There is ample evidence that women do not react to competition as men do and are less willing to enter a competition than men (e.g., Gneezy et al.(2003), Niederle and Vesterlund (2007)). In this paper, we use personality variables to understand the underlying motives of women (and men) to enter a competition or avoid it. We use the Big Five personality factors (Goldberg (1981), McCrae and Costa JR (2003)), where especially neuroticism has been related to performance in achievement settings. We first test whether scores on the Big Five are related to performance in our experiment, and second how this is related to incentives. We can show that the sex di fference in the willingness to enter a competition is mediated by neuroticism and further that neuroticism is negatively related to performance in competiton.

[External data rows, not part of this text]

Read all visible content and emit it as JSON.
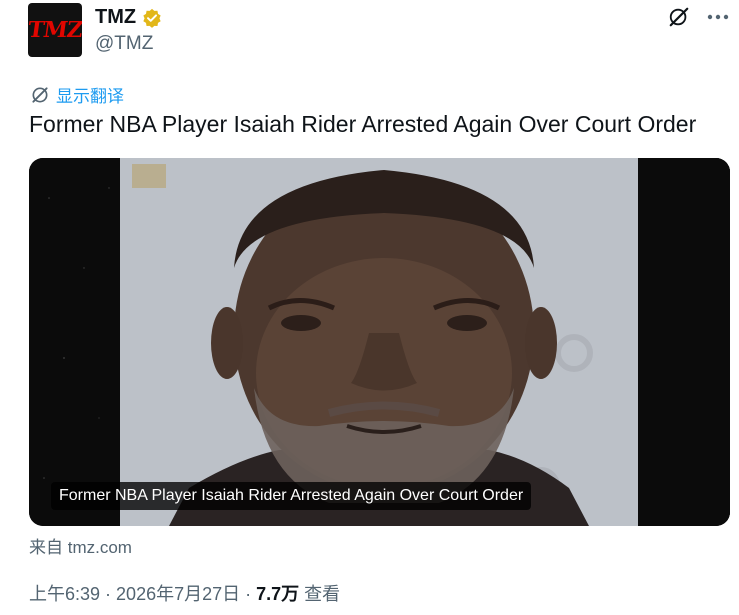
{
  "account": {
    "avatar_text": "TMZ",
    "display_name": "TMZ",
    "handle": "@TMZ",
    "verified": true
  },
  "icons": {
    "grok": "grok-icon",
    "more": "more-icon",
    "translate": "translate-icon",
    "verified": "verified-badge-icon"
  },
  "translate_label": "显示翻译",
  "tweet_text": "Former NBA Player Isaiah Rider Arrested Again Over Court Order",
  "card": {
    "caption": "Former NBA Player Isaiah Rider Arrested Again Over Court Order"
  },
  "source_text": "来自 tmz.com",
  "meta": {
    "time": "上午6:39",
    "sep1": " · ",
    "date": "2026年7月27日",
    "sep2": " · ",
    "views": "7.7万",
    "views_label": " 查看"
  },
  "colors": {
    "accent": "#1d9bf0",
    "secondary_text": "#536471",
    "verified_gold": "#e2b719"
  }
}
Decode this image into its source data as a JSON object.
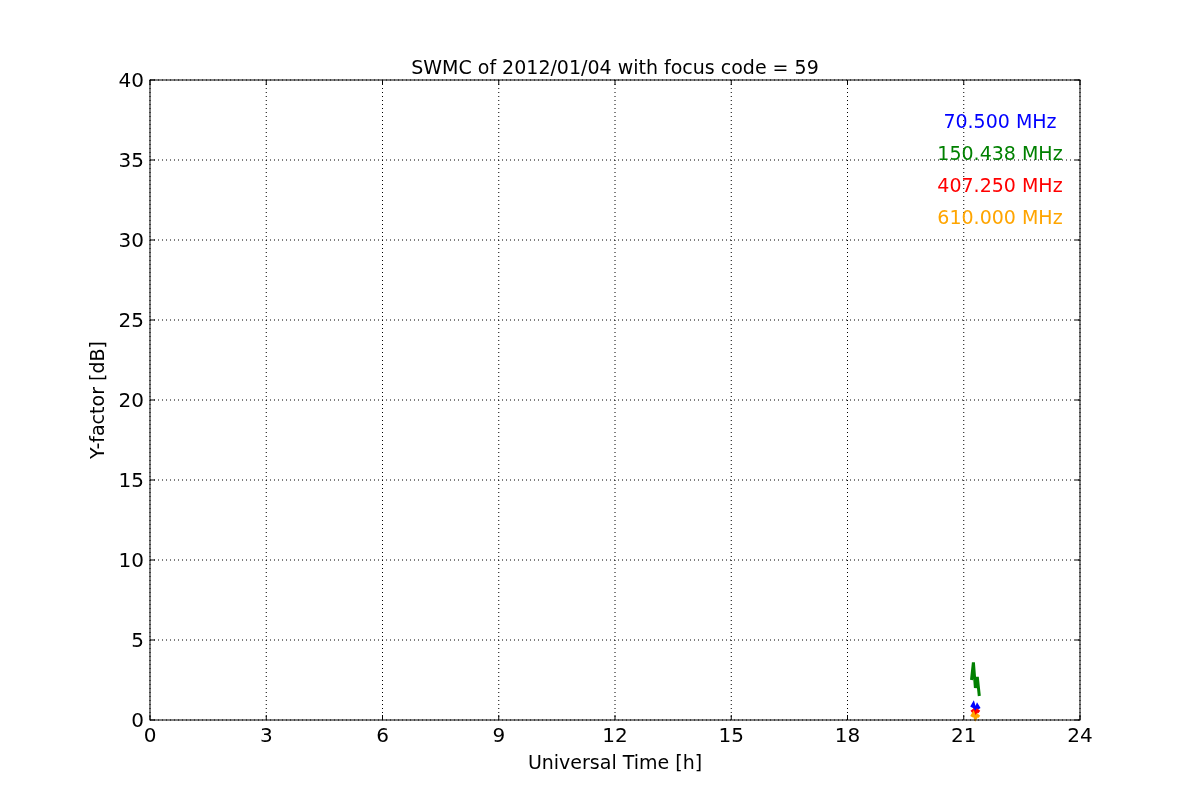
{
  "figure": {
    "chart_data": {
      "type": "line",
      "title": "SWMC of 2012/01/04 with focus code = 59",
      "xlabel": "Universal Time [h]",
      "ylabel": "Y-factor [dB]",
      "x": [
        21.2,
        21.25,
        21.3,
        21.35,
        21.4
      ],
      "series": [
        {
          "name": "70.500 MHz",
          "color": "#0000ff",
          "values": [
            0.8,
            1.0,
            0.6,
            0.9,
            0.7
          ]
        },
        {
          "name": "150.438 MHz",
          "color": "#008000",
          "values": [
            2.5,
            3.6,
            2.0,
            2.7,
            1.5
          ]
        },
        {
          "name": "407.250 MHz",
          "color": "#ff0000",
          "values": [
            0.5,
            0.6,
            0.4,
            0.6,
            0.5
          ]
        },
        {
          "name": "610.000 MHz",
          "color": "#ffa500",
          "values": [
            0.2,
            0.4,
            0.1,
            0.3,
            0.2
          ]
        }
      ],
      "xlim": [
        0,
        24
      ],
      "ylim": [
        0,
        40
      ],
      "xticks": [
        0,
        3,
        6,
        9,
        12,
        15,
        18,
        21,
        24
      ],
      "yticks": [
        0,
        5,
        10,
        15,
        20,
        25,
        30,
        35,
        40
      ],
      "grid": true
    }
  }
}
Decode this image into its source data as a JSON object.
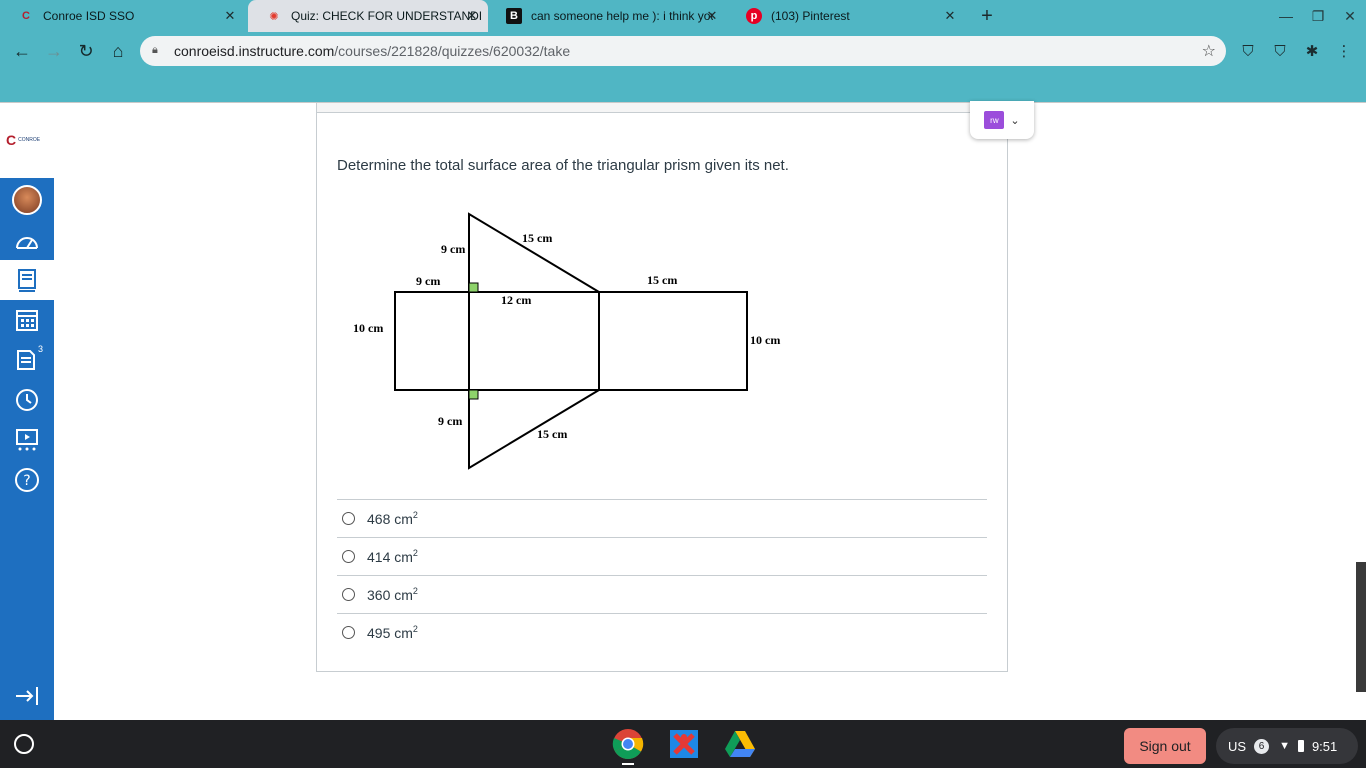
{
  "browser": {
    "tabs": [
      {
        "title": "Conroe ISD SSO",
        "active": false
      },
      {
        "title": "Quiz: CHECK FOR UNDERSTANDING",
        "active": true
      },
      {
        "title": "can someone help me ): i think you",
        "active": false
      },
      {
        "title": "(103) Pinterest",
        "active": false
      }
    ],
    "url_host": "conroeisd.instructure.com",
    "url_path": "/courses/221828/quizzes/620032/take",
    "accent_color": "#50b6c4"
  },
  "sidebar": {
    "logo_text": "CONROE",
    "inbox_badge": "3",
    "items": [
      {
        "icon": "account-avatar"
      },
      {
        "icon": "dashboard-icon"
      },
      {
        "icon": "courses-icon",
        "active": true
      },
      {
        "icon": "calendar-icon"
      },
      {
        "icon": "inbox-icon"
      },
      {
        "icon": "history-icon"
      },
      {
        "icon": "studio-icon"
      },
      {
        "icon": "help-icon"
      }
    ],
    "collapse_icon": "collapse-arrow-icon",
    "brand_color": "#1e6fc0"
  },
  "quiz": {
    "question": "Determine the total surface area of the triangular prism given its net.",
    "net_labels": {
      "top_tri_left": "9 cm",
      "top_tri_hyp": "15 cm",
      "left_rect_top": "9 cm",
      "left_rect_side": "10 cm",
      "middle_rect_top": "12 cm",
      "right_rect_top": "15 cm",
      "right_rect_side": "10 cm",
      "bottom_tri_left": "9 cm",
      "bottom_tri_hyp": "15 cm"
    },
    "answers": [
      {
        "value": "468 cm",
        "exp": "2"
      },
      {
        "value": "414 cm",
        "exp": "2"
      },
      {
        "value": "360 cm",
        "exp": "2"
      },
      {
        "value": "495 cm",
        "exp": "2"
      }
    ]
  },
  "extension_popup": {
    "label": "rw"
  },
  "shelf": {
    "signout_label": "Sign out",
    "keyboard": "US",
    "notification_count": "6",
    "time": "9:51"
  }
}
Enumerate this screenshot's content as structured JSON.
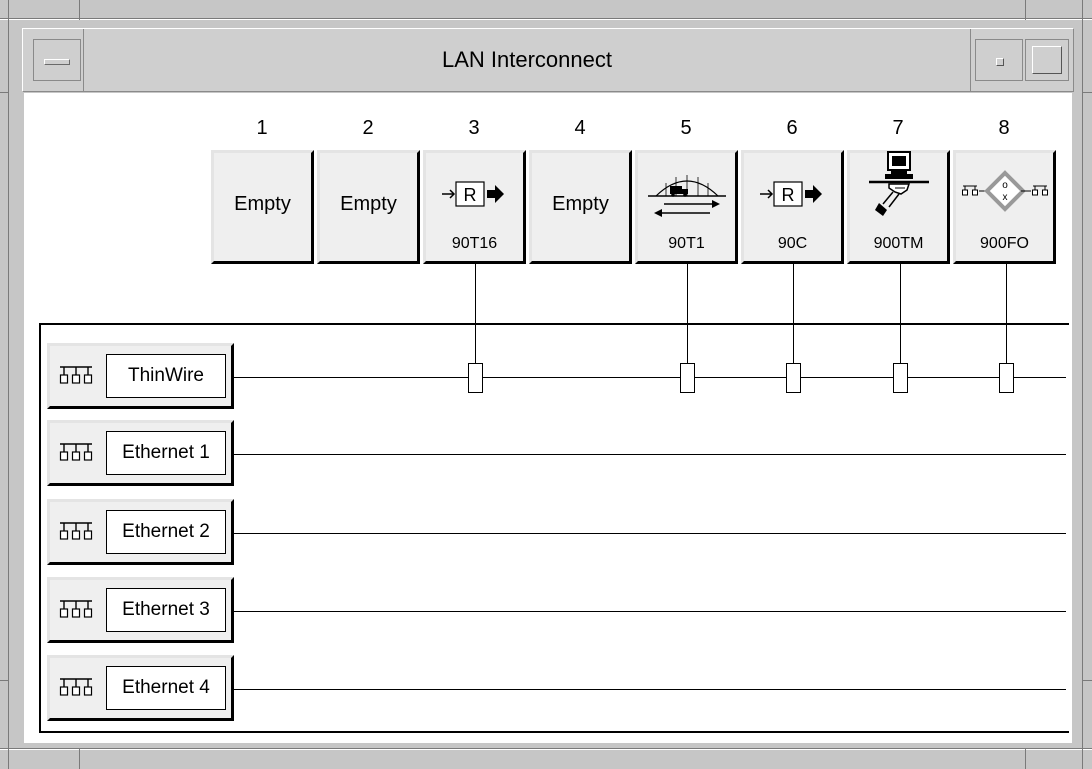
{
  "window": {
    "title": "LAN Interconnect"
  },
  "slots": [
    {
      "number": "1",
      "label": "Empty",
      "module": "",
      "icon": ""
    },
    {
      "number": "2",
      "label": "Empty",
      "module": "",
      "icon": ""
    },
    {
      "number": "3",
      "label": "",
      "module": "90T16",
      "icon": "router-icon",
      "icon_text": "R"
    },
    {
      "number": "4",
      "label": "Empty",
      "module": "",
      "icon": ""
    },
    {
      "number": "5",
      "label": "",
      "module": "90T1",
      "icon": "bridge-icon"
    },
    {
      "number": "6",
      "label": "",
      "module": "90C",
      "icon": "router-icon",
      "icon_text": "R"
    },
    {
      "number": "7",
      "label": "",
      "module": "900TM",
      "icon": "terminal-server-icon"
    },
    {
      "number": "8",
      "label": "",
      "module": "900FO",
      "icon": "fiber-optic-icon",
      "icon_text": "o x"
    }
  ],
  "buses": [
    {
      "label": "ThinWire",
      "icon": "network-icon",
      "connected_slots": [
        "3",
        "5",
        "6",
        "7",
        "8"
      ]
    },
    {
      "label": "Ethernet 1",
      "icon": "network-icon",
      "connected_slots": []
    },
    {
      "label": "Ethernet 2",
      "icon": "network-icon",
      "connected_slots": []
    },
    {
      "label": "Ethernet 3",
      "icon": "network-icon",
      "connected_slots": []
    },
    {
      "label": "Ethernet 4",
      "icon": "network-icon",
      "connected_slots": []
    }
  ]
}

This raises the possibility that those women who do not choose competitive incentives "know" that they should not.
|Item Type:||Working paper|
|Date Deposited:||11. Apr 2011 14:58|
|Faculties / Institutes:||The Faculty of Economics and Social Studies > Alfred-Weber-Institut for Economics|
|Uncontrolled Keywords:||Gender , Personality , Big Five , Five-factor Model , Competition, Experiment|
|Schriftenreihe ID:||Discussion Paper Series / University of Heidelberg, Department of Economics|